━━━━━ Given information ━━━━━
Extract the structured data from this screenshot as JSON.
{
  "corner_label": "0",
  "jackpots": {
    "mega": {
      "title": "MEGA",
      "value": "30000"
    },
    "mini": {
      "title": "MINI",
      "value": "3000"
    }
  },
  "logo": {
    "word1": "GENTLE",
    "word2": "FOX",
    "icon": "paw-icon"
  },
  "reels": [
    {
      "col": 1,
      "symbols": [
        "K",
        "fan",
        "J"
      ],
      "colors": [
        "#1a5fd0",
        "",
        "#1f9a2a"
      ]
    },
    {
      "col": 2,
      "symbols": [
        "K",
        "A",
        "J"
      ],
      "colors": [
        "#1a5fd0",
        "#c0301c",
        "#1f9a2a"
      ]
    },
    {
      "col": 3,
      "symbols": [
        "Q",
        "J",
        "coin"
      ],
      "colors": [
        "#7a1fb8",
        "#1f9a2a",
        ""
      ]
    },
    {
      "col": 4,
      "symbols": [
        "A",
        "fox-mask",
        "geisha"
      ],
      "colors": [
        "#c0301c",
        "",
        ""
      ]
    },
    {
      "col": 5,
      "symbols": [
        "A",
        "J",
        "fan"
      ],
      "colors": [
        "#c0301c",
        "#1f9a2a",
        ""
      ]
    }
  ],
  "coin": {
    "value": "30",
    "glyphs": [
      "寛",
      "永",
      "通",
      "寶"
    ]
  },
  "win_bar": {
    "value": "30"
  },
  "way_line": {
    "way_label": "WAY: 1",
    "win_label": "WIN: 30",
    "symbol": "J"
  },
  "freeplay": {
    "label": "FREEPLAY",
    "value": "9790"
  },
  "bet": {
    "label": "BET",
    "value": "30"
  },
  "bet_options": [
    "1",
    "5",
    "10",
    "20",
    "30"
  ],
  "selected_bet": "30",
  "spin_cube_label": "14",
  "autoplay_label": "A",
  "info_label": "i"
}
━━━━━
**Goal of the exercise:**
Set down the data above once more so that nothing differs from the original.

**Solution:**
Extract the structured data from this screenshot as JSON.
{
  "corner_label": "0",
  "jackpots": {
    "mega": {
      "title": "MEGA",
      "value": "30000"
    },
    "mini": {
      "title": "MINI",
      "value": "3000"
    }
  },
  "logo": {
    "word1": "GENTLE",
    "word2": "FOX",
    "icon": "paw-icon"
  },
  "reels": [
    {
      "col": 1,
      "symbols": [
        "K",
        "fan",
        "J"
      ],
      "colors": [
        "#1a5fd0",
        "",
        "#1f9a2a"
      ]
    },
    {
      "col": 2,
      "symbols": [
        "K",
        "A",
        "J"
      ],
      "colors": [
        "#1a5fd0",
        "#c0301c",
        "#1f9a2a"
      ]
    },
    {
      "col": 3,
      "symbols": [
        "Q",
        "J",
        "coin"
      ],
      "colors": [
        "#7a1fb8",
        "#1f9a2a",
        ""
      ]
    },
    {
      "col": 4,
      "symbols": [
        "A",
        "fox-mask",
        "geisha"
      ],
      "colors": [
        "#c0301c",
        "",
        ""
      ]
    },
    {
      "col": 5,
      "symbols": [
        "A",
        "J",
        "fan"
      ],
      "colors": [
        "#c0301c",
        "#1f9a2a",
        ""
      ]
    }
  ],
  "coin": {
    "value": "30",
    "glyphs": [
      "寛",
      "永",
      "通",
      "寶"
    ]
  },
  "win_bar": {
    "value": "30"
  },
  "way_line": {
    "way_label": "WAY: 1",
    "win_label": "WIN: 30",
    "symbol": "J"
  },
  "freeplay": {
    "label": "FREEPLAY",
    "value": "9790"
  },
  "bet": {
    "label": "BET",
    "value": "30"
  },
  "bet_options": [
    "1",
    "5",
    "10",
    "20",
    "30"
  ],
  "selected_bet": "30",
  "spin_cube_label": "14",
  "autoplay_label": "A",
  "info_label": "i"
}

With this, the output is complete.